Bryant knows this of course, which makes his statement to Hill nothing but mere grand standing. After all, the NBA has no shortage of players who supported Colin Kaepernick and oppose President Trump, Steph Curry and LeBron James, the two biggest stars in the league, just to name two. Doesn’t it seem odd that neither of them have protested?
That’s because it’s against the rules.
The NBA instituted its National Anthem rule when point guard Mahmoud Abdul-Rauf (who converted to Islam early in his career) refused to stand for the anthem and was suspended for a game.
Abdul-Rauf’s sentiment was expressly anti-American, as was Colin Kaepernick’s.
[Abdul-Rauf] also was confounding in ways that seemed to undermine his reason or message of hopefulness, whether indulging conspiracy theories (9/11 was an “inside job”), or insisting he’s owed an apology and possibly money because he had been blackballed by the NBA, or suggesting that our current civilization could be headed for a collapse akin to the Roman Empire.
Increasingly, he viewed the anthem and the flag as purely American symbols that were not inclusive — neither religiously nor politically. As he would say later, in the midst of explaining his position, “I’m a Muslim first and a Muslim last. My duty is to my creator, not to nationalistic ideology.” That ideology, he would remind people, had supported slavery and been integral to oppressing African-Americans. He viewed it, too, through the prism of the rise of Israel in the Middle East and, thus, a subjugation of Muslims.
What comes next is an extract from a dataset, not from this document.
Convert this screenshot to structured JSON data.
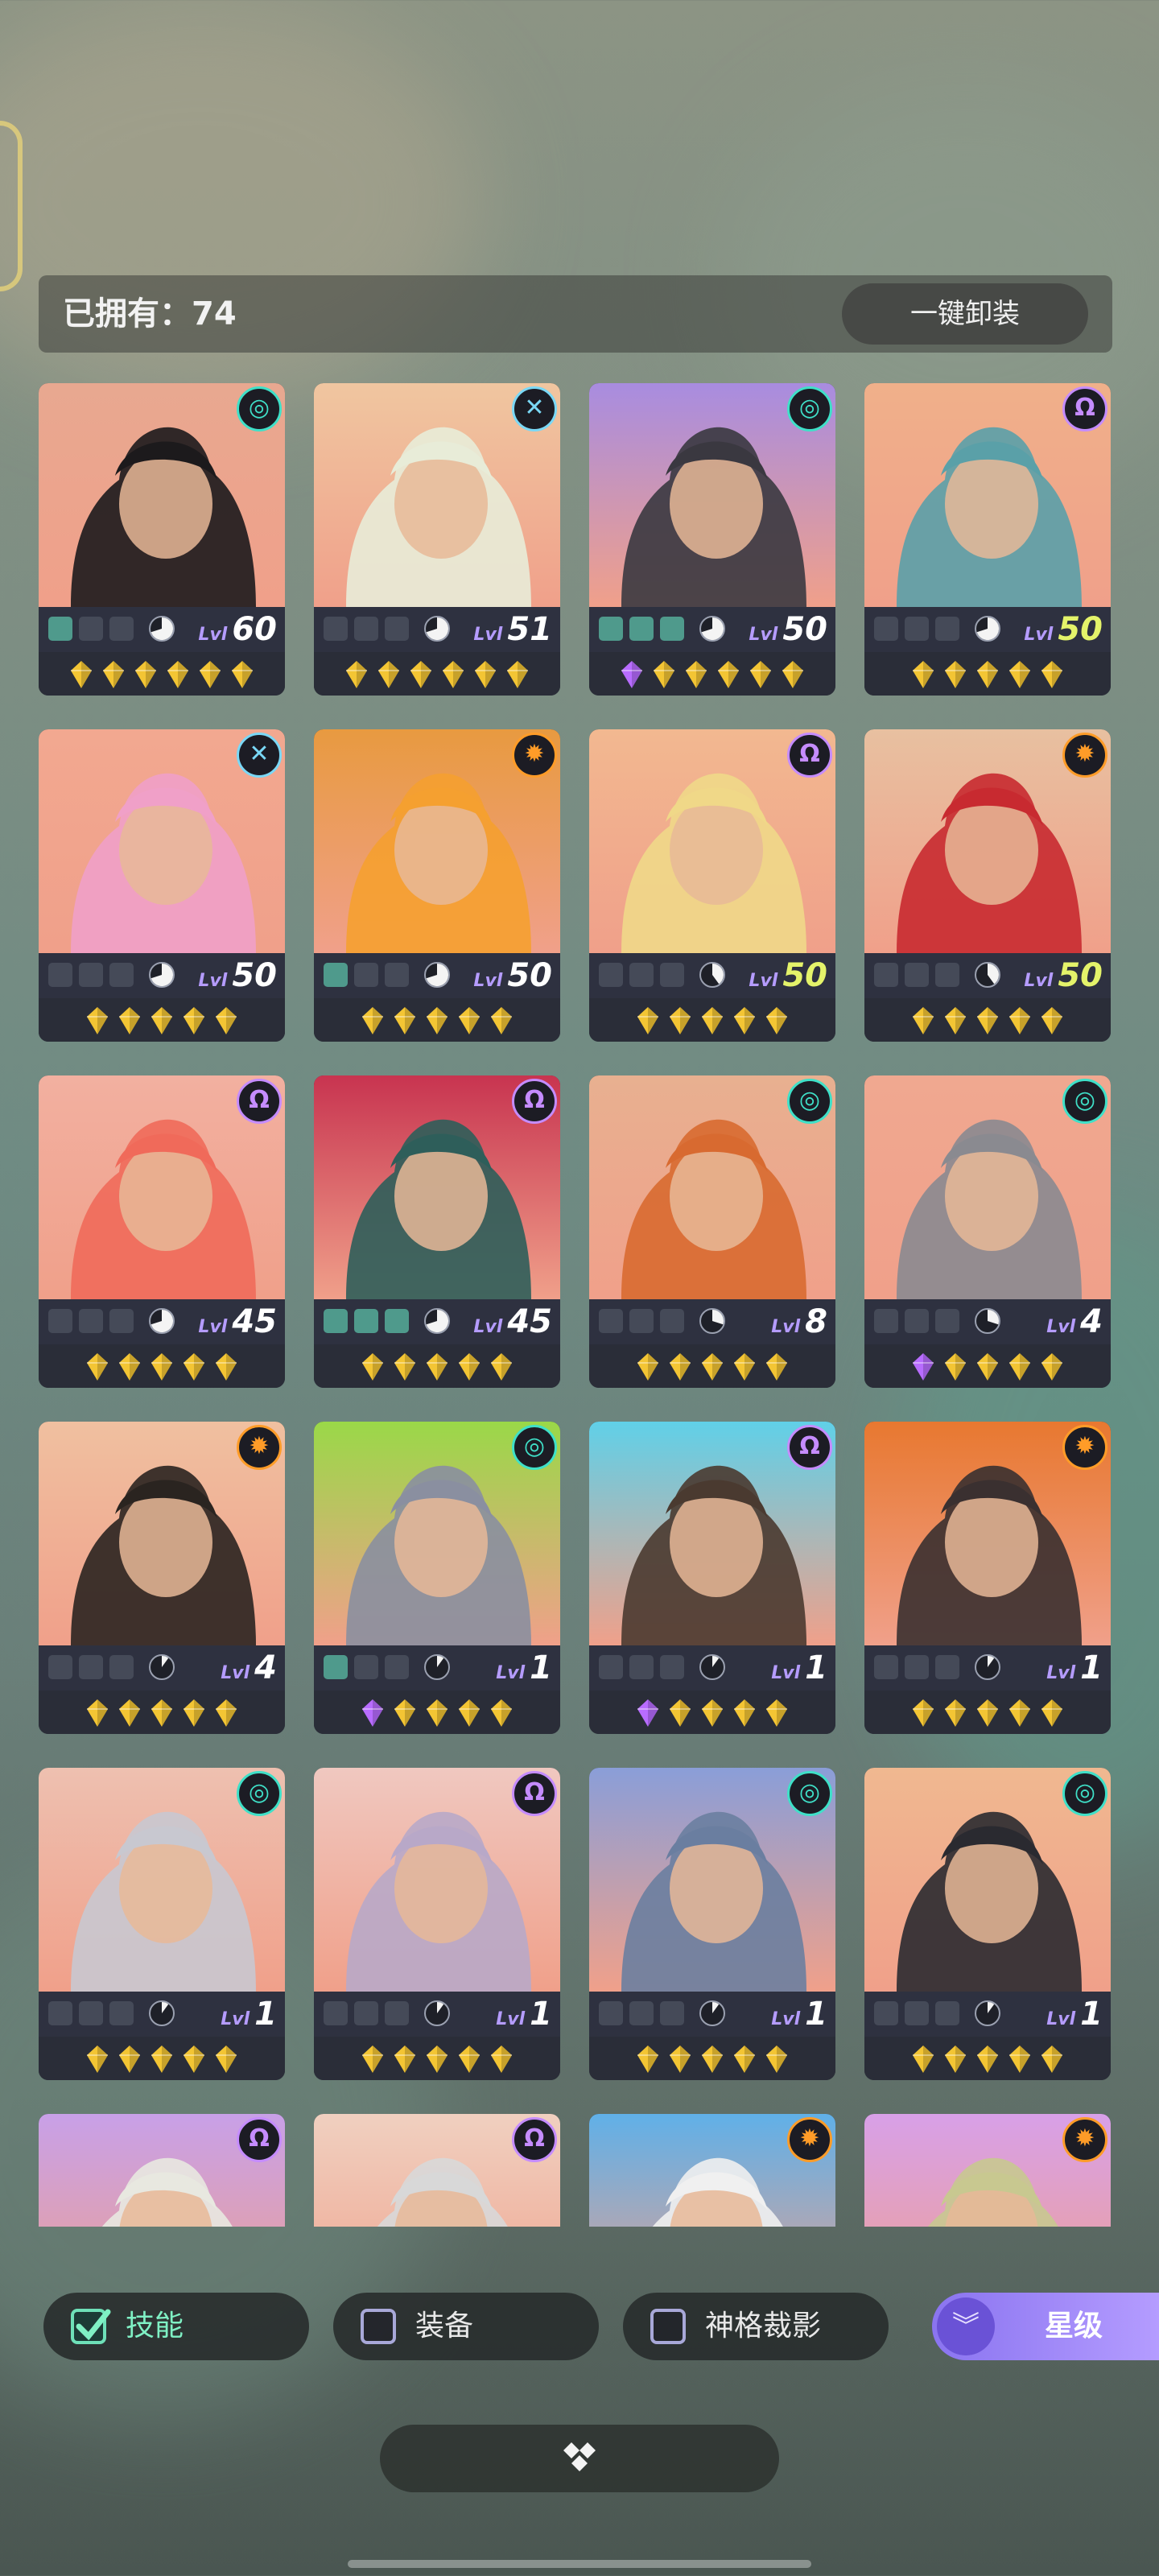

Abdul-Rauf’s views are asinine. He mentions America’s history of slavery but doesn’t mention the brutal Barbary slave trade perpetrated by Muslims.
He also said America wasn’t inclusive religiously, but it’s one of the most religiously pluralistic societies on Earth. Meanwhile, Islamic theocracies are almost 100% Muslim with a handful of non-Muslims treated as second-class citizens (which is codified into law).
Abdul-Raul, as well as Kaepernick, indict America for sins other countries commit in far greater numbers.
If this is what Kobe Bryant supports, he’s completely out of touch.